It had its problems – notably the original AMOLED display lacked sharpness which was fixed by a switch to S-LCD and over-the-air software updates dried up after just 18 months. Nonetheless it established HTC as the Android manufacturer to beat… however rivals Samsung had something up their sleeves when it came to that.

The “Desire” name stuck around – even if (like a lot of other HTC handsets) – it sounds a bit like a brand of condom. The most recent phone to bear the name is the HTC Desire 19s, launched in late 2019. Original HTC Desires (model HTC A8181) are commonly available for not very much money should you want to own a little slice of Android history.

Image credit: Retromobe and Mobile Gazette

Monday 3 February 2020

Lawn Mower (1830), Sewing Machine (1830), Dishwasher (1850), Vacuum Cleaner (1860) and Hair Dryer (1890)

In these days of home automation and snazzy gadgets, we don’t always realise that some of the things we use on a regular basis have their origins a surprisingly long time ago.

Let’s start with the lawn mower. The first one was invented in 1830 by Edwin Beard Budding in Gloucestershire, UK. Pushed along by hand, the original lawn mower combined rotating blades and a roller which is pretty similar to the setup of a modern rotary lawnmower. Before this, grass had to be cut with a scythe which was both back-breaking work and also didn’t result in a very closely cut lawn. Although this still involved a fair bit of manual labour, the lawnmower could cut larger areas better and more quickly. Crucially, this enabled the creation of smooth sports pitches for games such as cricket or football too.

The same year saw the introduction of the first usable sewing machine, invented by Barthélemy Thimonnier in France, although other inventors had been working on their own versions for decades. Thimonnier’s machine used a needle with a barb which enabled a simple chain stitch to be created.
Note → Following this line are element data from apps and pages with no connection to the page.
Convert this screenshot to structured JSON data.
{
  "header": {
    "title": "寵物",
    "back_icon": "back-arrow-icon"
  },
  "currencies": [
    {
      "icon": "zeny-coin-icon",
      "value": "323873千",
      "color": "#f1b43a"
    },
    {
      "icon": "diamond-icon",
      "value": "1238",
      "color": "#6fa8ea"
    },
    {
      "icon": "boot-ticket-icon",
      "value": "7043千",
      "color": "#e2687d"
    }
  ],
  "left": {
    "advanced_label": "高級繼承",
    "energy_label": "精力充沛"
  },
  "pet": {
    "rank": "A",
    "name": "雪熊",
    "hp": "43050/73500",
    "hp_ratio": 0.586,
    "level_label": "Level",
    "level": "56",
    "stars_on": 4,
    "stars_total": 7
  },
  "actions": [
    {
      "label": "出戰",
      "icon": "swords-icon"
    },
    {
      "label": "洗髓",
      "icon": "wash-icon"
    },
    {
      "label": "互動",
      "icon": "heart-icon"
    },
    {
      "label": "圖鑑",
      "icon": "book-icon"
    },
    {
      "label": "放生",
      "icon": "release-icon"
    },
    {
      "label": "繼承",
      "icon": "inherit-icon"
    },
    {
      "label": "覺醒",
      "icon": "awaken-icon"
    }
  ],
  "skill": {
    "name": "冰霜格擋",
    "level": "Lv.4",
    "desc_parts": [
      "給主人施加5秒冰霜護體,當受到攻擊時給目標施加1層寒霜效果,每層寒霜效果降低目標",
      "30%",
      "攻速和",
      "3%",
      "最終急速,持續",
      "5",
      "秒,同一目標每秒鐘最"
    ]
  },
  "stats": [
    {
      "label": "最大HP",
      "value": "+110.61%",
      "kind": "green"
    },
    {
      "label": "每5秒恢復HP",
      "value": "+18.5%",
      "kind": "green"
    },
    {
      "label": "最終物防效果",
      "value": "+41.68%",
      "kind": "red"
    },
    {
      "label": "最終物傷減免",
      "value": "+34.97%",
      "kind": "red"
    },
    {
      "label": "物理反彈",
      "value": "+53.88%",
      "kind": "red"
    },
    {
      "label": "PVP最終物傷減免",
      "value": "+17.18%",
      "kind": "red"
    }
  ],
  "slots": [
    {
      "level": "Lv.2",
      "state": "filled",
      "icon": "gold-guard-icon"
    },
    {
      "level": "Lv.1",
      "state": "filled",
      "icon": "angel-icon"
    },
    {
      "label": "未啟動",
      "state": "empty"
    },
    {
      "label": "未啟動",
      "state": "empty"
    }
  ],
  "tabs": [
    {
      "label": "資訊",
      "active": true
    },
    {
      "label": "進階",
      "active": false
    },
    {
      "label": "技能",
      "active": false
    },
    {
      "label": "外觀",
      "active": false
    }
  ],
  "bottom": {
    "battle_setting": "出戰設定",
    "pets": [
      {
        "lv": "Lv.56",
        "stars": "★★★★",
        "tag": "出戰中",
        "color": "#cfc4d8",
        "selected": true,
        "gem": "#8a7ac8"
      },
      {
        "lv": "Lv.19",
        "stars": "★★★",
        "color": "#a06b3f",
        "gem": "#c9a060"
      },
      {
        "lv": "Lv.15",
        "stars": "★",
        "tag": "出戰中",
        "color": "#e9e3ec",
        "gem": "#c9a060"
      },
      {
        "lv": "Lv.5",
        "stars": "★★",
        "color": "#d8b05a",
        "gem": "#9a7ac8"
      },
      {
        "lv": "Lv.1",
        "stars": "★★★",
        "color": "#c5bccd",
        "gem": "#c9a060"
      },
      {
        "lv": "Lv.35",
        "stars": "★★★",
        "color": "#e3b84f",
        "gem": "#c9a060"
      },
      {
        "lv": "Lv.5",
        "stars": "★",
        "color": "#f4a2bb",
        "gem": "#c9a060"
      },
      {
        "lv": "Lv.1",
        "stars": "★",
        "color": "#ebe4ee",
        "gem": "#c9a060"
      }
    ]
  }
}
The new invention was put to work in a factory making uniforms for the French army, however angry tailors destroyed the machines in 1831 because they were fearful for their jobs. Undeterred, other inventors continued to develop the idea and the within a few decades rival manufacturers fought it out in a thriving marketplace.

Although the lawn mower and sewing machine quickly developed into recognisable modern products. The first dishwasher – invented in 1850 by Joel Houghton in the US – took a rather longer time to develop into something practical. The first dishwasher was crank-operated and basically just splashed water on the dishes. It was the 1920s until dishwashers started to look anything like modern ones, and it was a century after Houghton’s invention that they started to be commonplace in more wealthy markets such as the United States.

A trio of "Green" lawnmowers from 1890 - functionally similar to the Budding device, a copy of Thimonnier's original sewing machine, hand-powered dishwasher from 1860

Vacuum cleaners had a similarly slow start. Perhaps the first recognisable device was invented by Daniel Hess of the United States in 1860. Combining a set of brushes and a bellows, Hess’s creation worked best if you had four arms. Nonetheless the idea evolved and got more usable, and by the beginning of the 20th Century the first recognisable and practical vacuum cleaners emerged.

Finally, another product that took a long time to become an everyday item was the hair dryer. The first commercial version was invented in France by Alexander Godefroy, it was basically a pipe connected to the chimney of a gas stove. The person having their hair dried had to sit next to the stove, and the whole thing sounds rather dangerous. By the 1920s hand-held electric hair dryers began to emerge, but they remained quite dangerous for a long time because electricity and water can be a lethal combination.

Model of Hess's vacuum cleaner, gas hair-dryer (date unknown)

Although labour-saving devices have certainly saved a lot of hard work in the home, some things remain resistant to automatic. Ironing for example. But it turns out that this particular tedious task may be done by machine too in the near future.

Image credits:
Green Lawnmower (1890) - Science Museum
Copy of Thimonnier's sewing machine (1930) – Science Museum 
Hand-powered dishwasher circa 1860 – Daderot via Wikimedia Commons
Model of Daniel Hess’s carpet sweeper (1860) - Underneaththesun via Wikimedia Commons
Gas Hairdryer – Alex Liivet via Flickr